Where were you when you caught your first glimpse of Avatar? Like millions, I was sitting in front of my computer screen watching the first clips released to the public. Upon seeing the Thundercats-Smurfs hybrid characters and listening to the cheesy dialogue, my expectations were lessened significantly. Instead of some fancy east coast lobster, I was thinking more Big Mac. I still had some faith seeing as how James Cameron’s track record is solid to amazing (yes, I like even Titanic). With the runaway success of the film, obviously something was missing from those early clips, something that could only be captured over the course of an epic feature. Avatar is a marvel. Sure, the main characters still look like rejects from 1980s-era Saturday morning cartoons and the dialogue is frequently iffy at best, but there’s also a magic about the film. It’s rare that a movie can inspire genuine awe but Cameron has succeeded in another landmark technical achievement.

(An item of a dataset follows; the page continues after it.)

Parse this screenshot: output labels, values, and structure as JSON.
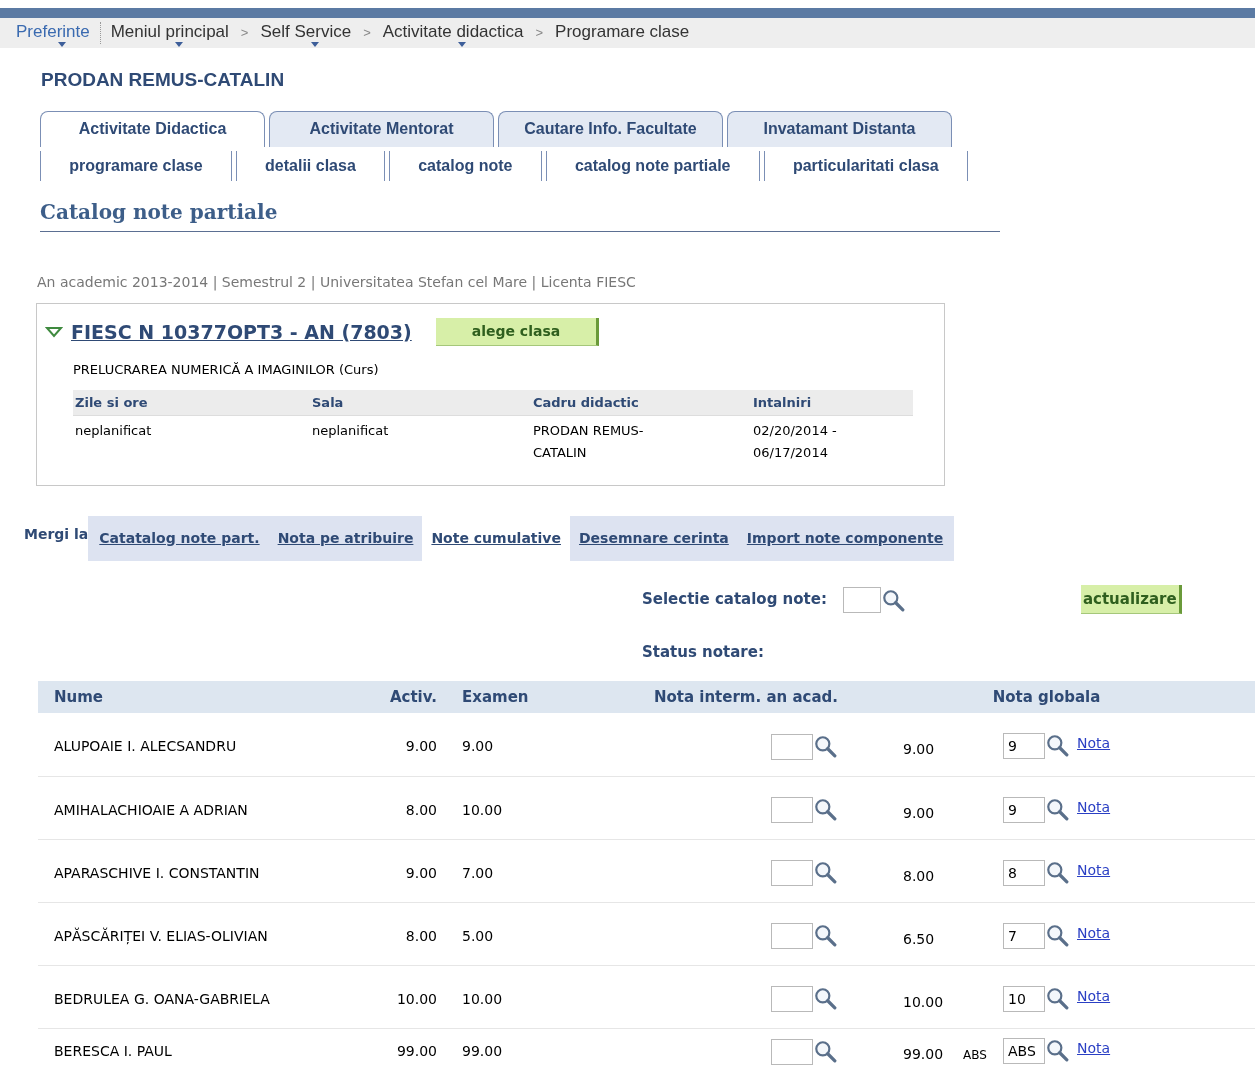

Some time in the future, the moon of Pandora is a resource rich site for needy humans. Pandora is where the very valuable Unobtainium is found, thus it becomes a place of imperialistic invasions. Needing to appease and win over the local Na’vi, the military starts a program that has humans controlling organic sort-of robots to enter the mystical culture of giants. Normally requiring extensive training and careful matching between humans and their avatars, wheelchair-bound Jake Sully (Sam Worthington) steps into the role quickly following the death of his brother. Destiny steps in and Jake is thrust into the middle of the Na’vi culture, seemingly preordained to be the difference maker in the looming conflict between the business-minded human interests and the harmonic Na’vi.
The story is simple. Very simple. Some might say too simple. Think Dances with Futuristic Blue Wolves in snazzy CG. But some of the most powerful films with lasting impact can be labeled as “simple.” Star Wars, Titanic and any Michael Bay blockbuster can be summed up in a nutshell. They’re often mocked. Pauline Kale spent an entire book arguing Citizen Kane’s greatness didn’t come in its perfection. One could even argue that Cameron’s original Terminator was simply a movie about a robot coming back in time to kill someone. Films don’t need to be complex all the time. Granted, I like it when something challenges me. But this can be achieved in different ways. Avatar works on a level of imagination and spirit. It challenges the Western system of Imperialism in a way that’s direct and could be used as a teaching tool for history teachers.
What Avatar might suffer from in its directness to its themes, it should also be looked at for its mastery of visuals. Much has already been written of the film’s spectacle and there’s no hyperbole in asserting its groundbreaking look. Going forward, I am quietly cussing Cameron under my breath for showing Hollywood how profitable 3D can be now that seemingly everything is headed in that direction as executives look for breadcrumbs. I can only imagine a couple years down the road: Driving Miss Daisy: The Prequel where we watch for two hours as five-year-old Hoke pulls Daisy around the neighborhood in a wagon to get ice cream, all in glorious 3D. I guess who could blame them? Just attach the two letters to a commercial and everything is turning into gold.
I’m not a fan of hype. It’s ultimately empty and rarely rewarding. In the case of Avatar, the initial push worked against it for me, at least to lessen expectations. But there I still was, opening week, near the front of a packed theatre, blown away by the achievement. The Na’vi still look weird and the dialogue is still pretty awful at times, but there’s a lot more to Avatar to marvel at. It captures the possibility of film and takes the format to uncharted places.
Avatar Blu-ray Review
It has been widely written that this is just the first of possibly many home releases for Avatar. As a result, you get the movie and nothing else. For some, that’s enough. Others may want to wait for the inevitable tricked out editions and later 3D versions. The Avatar Blu-ray is simply spectacular. The high definition 1080p widescreen picture is nothing short of perfect, capturing all the detail of the film and showing that it can hold up, even when it’s not in 3D. The sound is equally great, captured in English 5.1 DTS-HD Master Audio. Additional language tracks are in Spanish, French and Portuguese 5.1 Dolby Digital and English descriptive audio. Subtitles are offered in each of the same languages except French. The Avatar Blu-ray is also a combo pack that includes a second disc with the film on DVD.